PORTLAND — Oregon wildlife officials said Tuesday they have identified a new family of wolves in the northern Cascade Mountains, bringing the total number of known wolf groups in the region to three.
The state Department of Fish and Wildlife confirmed the new family of wolves with two adults and two pups. They were discovered in December on the reservation of the Confederated Tribes of Warm Springs, about 100 miles southeast of Portland.
Tribal biologists have documented their locations using trail cameras, most recently in August.
“Wolves will disperse to different places, but when we have resident wolves, like we know they’re sticking in that area, that’s when we create something called an ‘area of known wolf activity,’ ” said agency spokesperson Michelle Dennehy.
The new area includes parts of Jefferson and Wasco counties. If the group still has at least four wolves by the end of the year it will be named the Warm Springs Pack, the department said.
Environmental groups welcomed the announcement.
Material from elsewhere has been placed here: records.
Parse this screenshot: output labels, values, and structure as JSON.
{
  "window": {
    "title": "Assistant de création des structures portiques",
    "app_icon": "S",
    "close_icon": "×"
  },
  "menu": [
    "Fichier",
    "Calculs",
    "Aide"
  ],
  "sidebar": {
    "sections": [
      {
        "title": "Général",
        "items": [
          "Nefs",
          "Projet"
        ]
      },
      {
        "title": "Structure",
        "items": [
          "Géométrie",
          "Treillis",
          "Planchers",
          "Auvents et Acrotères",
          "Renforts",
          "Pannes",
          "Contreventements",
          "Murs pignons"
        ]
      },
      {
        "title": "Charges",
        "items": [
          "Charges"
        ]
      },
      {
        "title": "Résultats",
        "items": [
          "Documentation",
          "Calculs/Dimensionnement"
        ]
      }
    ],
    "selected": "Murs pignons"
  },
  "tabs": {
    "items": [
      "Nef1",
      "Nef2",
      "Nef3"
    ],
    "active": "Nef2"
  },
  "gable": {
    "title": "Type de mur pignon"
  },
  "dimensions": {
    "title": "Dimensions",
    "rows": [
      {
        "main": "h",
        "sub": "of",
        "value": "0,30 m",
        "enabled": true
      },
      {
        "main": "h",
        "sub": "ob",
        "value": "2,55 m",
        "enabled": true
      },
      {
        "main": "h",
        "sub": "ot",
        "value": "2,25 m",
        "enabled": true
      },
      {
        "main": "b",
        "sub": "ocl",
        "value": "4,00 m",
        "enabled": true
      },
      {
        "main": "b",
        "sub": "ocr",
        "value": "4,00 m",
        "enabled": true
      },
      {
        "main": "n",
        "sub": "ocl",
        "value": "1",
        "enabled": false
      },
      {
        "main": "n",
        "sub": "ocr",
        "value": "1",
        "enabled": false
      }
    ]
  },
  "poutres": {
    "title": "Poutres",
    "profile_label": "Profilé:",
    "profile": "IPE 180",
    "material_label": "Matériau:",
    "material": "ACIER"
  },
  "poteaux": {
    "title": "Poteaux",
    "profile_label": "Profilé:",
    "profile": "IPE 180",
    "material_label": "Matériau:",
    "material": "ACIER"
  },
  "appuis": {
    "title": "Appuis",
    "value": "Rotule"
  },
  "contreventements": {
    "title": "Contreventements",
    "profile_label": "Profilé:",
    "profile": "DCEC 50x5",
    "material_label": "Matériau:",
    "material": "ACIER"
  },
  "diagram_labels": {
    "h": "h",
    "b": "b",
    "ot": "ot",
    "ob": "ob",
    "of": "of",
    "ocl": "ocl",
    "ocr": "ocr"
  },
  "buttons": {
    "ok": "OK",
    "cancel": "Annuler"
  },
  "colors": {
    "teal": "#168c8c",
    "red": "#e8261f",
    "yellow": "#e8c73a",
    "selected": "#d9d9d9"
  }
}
“I hope this will be an exciting new chapter in the story of wolf recovery in the state, which is seeing wolves dispersing into territory where they haven’t lived for decades,” Amaroq Weiss, senior wolf advocate at the Center for Biological Diversity, said in a statement.
Wolves once ranged across most of the U.S. but were nearly wiped out by the 1930s under government-sponsored poisoning and trapping campaigns.
The Oregon Department of Fish and Wildlife counted at least 175 wolves in the state in 2021, an increase of just two from the previous year. It was the slowest rate of wolf growth since 2016, although agency officials did add that wolves expanded their range into four new areas of activity in rural areas in Jefferson, Klamath, Grant and Union counties.
The number of documented packs in 2021 decreased from 22 to 21 after an entire pack was killed by poisoning in eastern Oregon. Of the 26 wolf mortalities documented that year, 21 were caused by humans, according to the agency.
The Warm Springs group of wolves is the third to be documented in the northern Cascades region, along with the White River group’s three wolves and the Metolius group’s two.
More than 3,000 wolves occupy six states in the Northern Rockies and Pacific Northwest after the animals from Canada were reintroduced in Idaho and Yellowstone National Park starting in 1995. However, wolves remain absent across most of their historical range.
In 2011, an Oregon wolf known as OR-7 became the first confirmed wolf west of the Cascades in more than 60 years. He then traveled down into California and became that state’s first confirmed wolf in nearly a century. Three of his offspring have been detected in California, according to its Department of Fish and Wildlife.
Since then, more wolves have entered California from Oregon and other states. There are currently three known breeding packs in California, with two producing litters this year, according to the agency.
Wildlife advocates argue that continued protections are needed so the wolves can continue to expand in Oregon, California and other states. But wolf attacks on livestock and big game herds have angered farmers, ranchers and hunters.
In February, a judge restored federal protections under the Endangered Species Act to wolves in the western two-thirds of Oregon. The Trump administration had removed those protections in 2021.
Rush is a corps member for the Associated Press/Report for America Statehouse News Initiative. Report for America is a nonprofit national service program that places journalists in local newsrooms to report on undercovered issues.